When de time is hellish hot,
An’ de water cocoanut
An’ de cane bebridge is nice,
Mix’ up wid a lilly ice.
Big an’ little, great an’ small,
Afou yam is all de call;
Sugar tup an’ gill a quart,
Yet de people hab de heart
Wantin’ brater top o’ i’,
Want de sweatin’ higgler fe
Ram de pan an’ pile i’ up,
Yet sell i’ fe so-so tup.
Cousin Sun is lookin’ sad,
As de market is so bad;
‘Pon him han’ him res’ him chin,
Quietly sit do’n thinkin’
Of de loved wife sick in bed,
An’ de children to be fed–
What de laborers would say
When dem know him couldn’ pay;
Also what about de mill
Whe’ him hire from ole Bill;
So him think, an’ think on so,
Till him t’oughts no more could go.
Then he got up an’ began
Pickin’ up him sugar-pan:
In his ears rang t’rough de din
‘Only two-an’-six a tin’.’
What a tale he’d got to tell,
How bad, bad de sugar sell!
Tekin’ out de lee amount,
Him set do’n an’ begin count
All de time him min’ deh doubt
How expenses would pay out;
Ah, it gnawed him like de ticks,
Sugar sell fe two-an’-six!
So he journeys on de way,
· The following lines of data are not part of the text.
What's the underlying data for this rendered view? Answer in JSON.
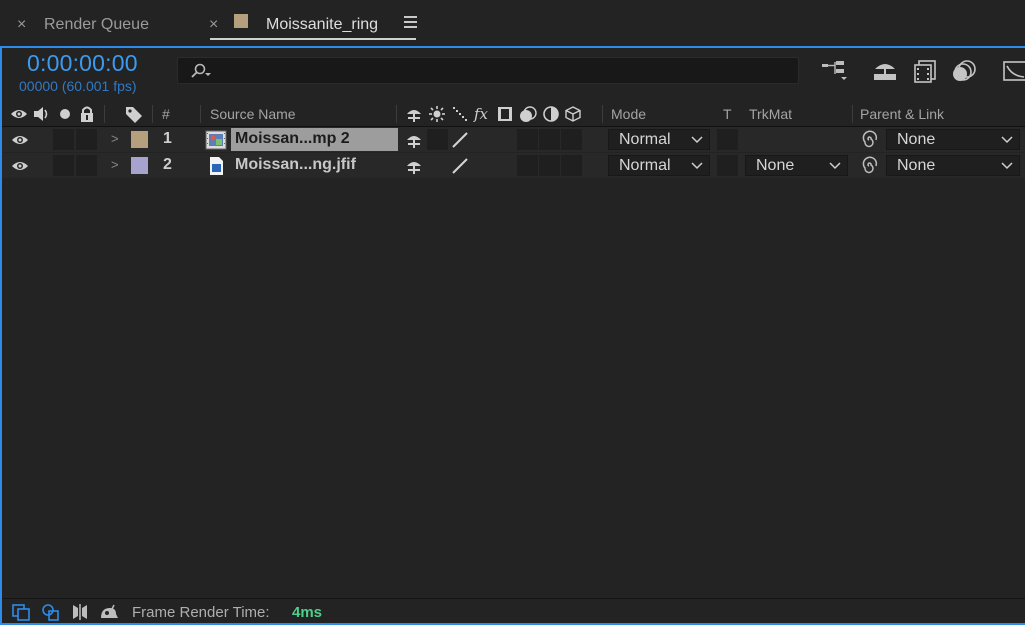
{
  "tabs": [
    {
      "close": "×",
      "label": "Render Queue"
    },
    {
      "close": "×",
      "label": "Moissanite_ring",
      "swatch_color": "#b59f7d"
    }
  ],
  "composition": {
    "timecode": "0:00:00:00",
    "frames_fps": "00000 (60.001 fps)",
    "search_placeholder": ""
  },
  "toolbar_icons": [
    "comp-flowchart-icon",
    "draft-3d-icon",
    "frame-blending-icon",
    "motion-blur-icon",
    "graph-editor-icon"
  ],
  "columns": {
    "hash": "#",
    "source_name": "Source Name",
    "mode": "Mode",
    "t": "T",
    "trkmat": "TrkMat",
    "parent_link": "Parent & Link"
  },
  "layers": [
    {
      "number": "1",
      "name": "Moissan...mp 2",
      "label_color": "#b59f7d",
      "source_type": "precomp-icon",
      "mode": "Normal",
      "trkmat": "",
      "parent": "None",
      "selected": true
    },
    {
      "number": "2",
      "name": "Moissan...ng.jfif",
      "label_color": "#a7a3cf",
      "source_type": "image-file-icon",
      "mode": "Normal",
      "trkmat": "None",
      "parent": "None",
      "selected": false
    }
  ],
  "status": {
    "frame_render_label": "Frame Render Time:",
    "frame_render_value": "4ms"
  },
  "colors": {
    "accent_blue": "#2d8ceb",
    "timecode_blue": "#3a9bf0",
    "render_time_green": "#4fcf8c"
  }
}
Feelinl sad dis market day;
No e’en buy a little cake
To gi’e baby when she wake,–
Passin’ ‘long de candy-shop
‘Douten eben mek a stop
To buy drops fe las’y son,
For de lilly cash nea’ done.
So him re’ch him own a groun’,
An’ de children scamper roun’,
Each one stretchin’ out him han’,
Lookin’ to de poor sad man.
Oh, how much he felt de blow,
As he watched dem face fall low,
When dem wait an’ nuttin’ came
An’ drew back deir han’s wid shame!
But de sick wife kissed his brow:
‘Sun, don’t get down-hearted now;
Ef we only pay expense
We mus’ wuk we common-sense,
Cut an’ carve, an’ carve an’ cut,
Mek gill sarbe fe quattiewut;
We mus’ try mek two ends meet
Neber mind how hard be it.
We won’t mind de haul an’ pull,
While dem pickny belly full.’
An’ de shadow lef’ him face,
An’ him felt an inward peace,
As he blessed his better part
For her sweet an’ gentle heart:
‘Dear one o’ my heart, my breat’,
Won’t I lub you to de deat’?
When my heart is weak an’ sad,
Who but you can mek it glad?’
So dey kissed an’ kissed again,
An’ deir t’oughts were not on pain,
But was ‘way down in de sout’
Where dey’d wedded in deir yout’,
In de marnin’ of deir life
Free from all de grief an’ strife,
Happy in de marnin’ light,
Never thinkin’ of de night.
So dey k’lated eberyt’ing;
An’ de profit it could bring,
A’ter all de business fix’,
Was a princely two-an’-six.